§ **WORK TASK**
Scan the listing below for the word "View" and state how many lines hold it. Write nothing but the number.

§ **TASK INPUT**
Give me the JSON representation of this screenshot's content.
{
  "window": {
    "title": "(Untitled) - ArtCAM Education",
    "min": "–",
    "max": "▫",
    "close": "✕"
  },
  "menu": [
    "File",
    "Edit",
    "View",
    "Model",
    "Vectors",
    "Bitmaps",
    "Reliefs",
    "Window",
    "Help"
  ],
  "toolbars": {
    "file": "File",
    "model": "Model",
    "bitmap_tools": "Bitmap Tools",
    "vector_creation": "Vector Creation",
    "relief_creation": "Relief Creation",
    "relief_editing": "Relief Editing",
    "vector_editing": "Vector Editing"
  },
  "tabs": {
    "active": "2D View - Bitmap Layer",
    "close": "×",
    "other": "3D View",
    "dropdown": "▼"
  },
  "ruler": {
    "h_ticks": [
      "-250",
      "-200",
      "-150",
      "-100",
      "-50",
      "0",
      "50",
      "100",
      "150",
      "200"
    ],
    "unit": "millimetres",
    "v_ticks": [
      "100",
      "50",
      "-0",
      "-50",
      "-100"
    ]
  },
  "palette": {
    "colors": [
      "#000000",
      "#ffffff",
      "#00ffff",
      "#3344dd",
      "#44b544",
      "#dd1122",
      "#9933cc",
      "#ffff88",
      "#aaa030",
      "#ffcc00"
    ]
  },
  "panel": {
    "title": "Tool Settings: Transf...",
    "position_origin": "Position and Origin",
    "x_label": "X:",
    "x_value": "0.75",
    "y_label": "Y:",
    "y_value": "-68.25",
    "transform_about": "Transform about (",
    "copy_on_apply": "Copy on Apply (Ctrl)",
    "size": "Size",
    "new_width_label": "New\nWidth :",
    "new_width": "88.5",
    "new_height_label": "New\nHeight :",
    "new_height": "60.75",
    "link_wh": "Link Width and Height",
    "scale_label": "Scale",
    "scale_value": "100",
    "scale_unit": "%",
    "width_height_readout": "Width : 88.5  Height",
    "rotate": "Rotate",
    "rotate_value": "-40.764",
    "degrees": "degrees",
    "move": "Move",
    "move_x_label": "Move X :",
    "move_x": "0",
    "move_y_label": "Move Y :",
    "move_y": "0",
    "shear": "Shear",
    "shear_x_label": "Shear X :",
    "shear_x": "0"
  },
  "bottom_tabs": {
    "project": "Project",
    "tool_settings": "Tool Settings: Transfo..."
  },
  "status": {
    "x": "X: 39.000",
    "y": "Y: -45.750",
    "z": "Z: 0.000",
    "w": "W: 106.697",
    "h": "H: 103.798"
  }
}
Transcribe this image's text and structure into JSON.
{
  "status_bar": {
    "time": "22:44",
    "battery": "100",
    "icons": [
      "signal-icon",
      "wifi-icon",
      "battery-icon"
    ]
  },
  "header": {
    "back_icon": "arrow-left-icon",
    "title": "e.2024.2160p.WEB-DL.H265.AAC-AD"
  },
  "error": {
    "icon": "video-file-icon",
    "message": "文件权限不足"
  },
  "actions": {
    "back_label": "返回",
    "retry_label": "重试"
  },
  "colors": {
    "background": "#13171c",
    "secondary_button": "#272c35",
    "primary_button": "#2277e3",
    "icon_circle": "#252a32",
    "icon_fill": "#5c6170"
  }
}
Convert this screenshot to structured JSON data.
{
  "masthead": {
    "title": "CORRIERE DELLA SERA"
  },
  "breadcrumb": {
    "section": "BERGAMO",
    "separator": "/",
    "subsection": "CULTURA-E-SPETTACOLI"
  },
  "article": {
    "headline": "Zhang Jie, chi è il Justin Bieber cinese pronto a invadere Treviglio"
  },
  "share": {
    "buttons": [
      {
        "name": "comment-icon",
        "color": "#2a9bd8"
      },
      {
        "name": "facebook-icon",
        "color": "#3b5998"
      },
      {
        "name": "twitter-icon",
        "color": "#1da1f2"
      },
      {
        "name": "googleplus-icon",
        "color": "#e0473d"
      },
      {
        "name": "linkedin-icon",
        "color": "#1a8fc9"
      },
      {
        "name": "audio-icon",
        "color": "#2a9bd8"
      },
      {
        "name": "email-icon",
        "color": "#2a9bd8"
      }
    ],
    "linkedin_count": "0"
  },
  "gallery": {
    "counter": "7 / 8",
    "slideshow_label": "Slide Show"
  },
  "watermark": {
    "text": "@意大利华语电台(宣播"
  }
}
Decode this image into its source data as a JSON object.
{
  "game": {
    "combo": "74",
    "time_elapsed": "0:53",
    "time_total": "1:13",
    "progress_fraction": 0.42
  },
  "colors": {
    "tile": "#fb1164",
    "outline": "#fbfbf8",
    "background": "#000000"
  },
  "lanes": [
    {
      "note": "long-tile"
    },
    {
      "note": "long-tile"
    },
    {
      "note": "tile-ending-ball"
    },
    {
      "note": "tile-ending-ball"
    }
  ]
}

§ **EXERCISE RESULT**
3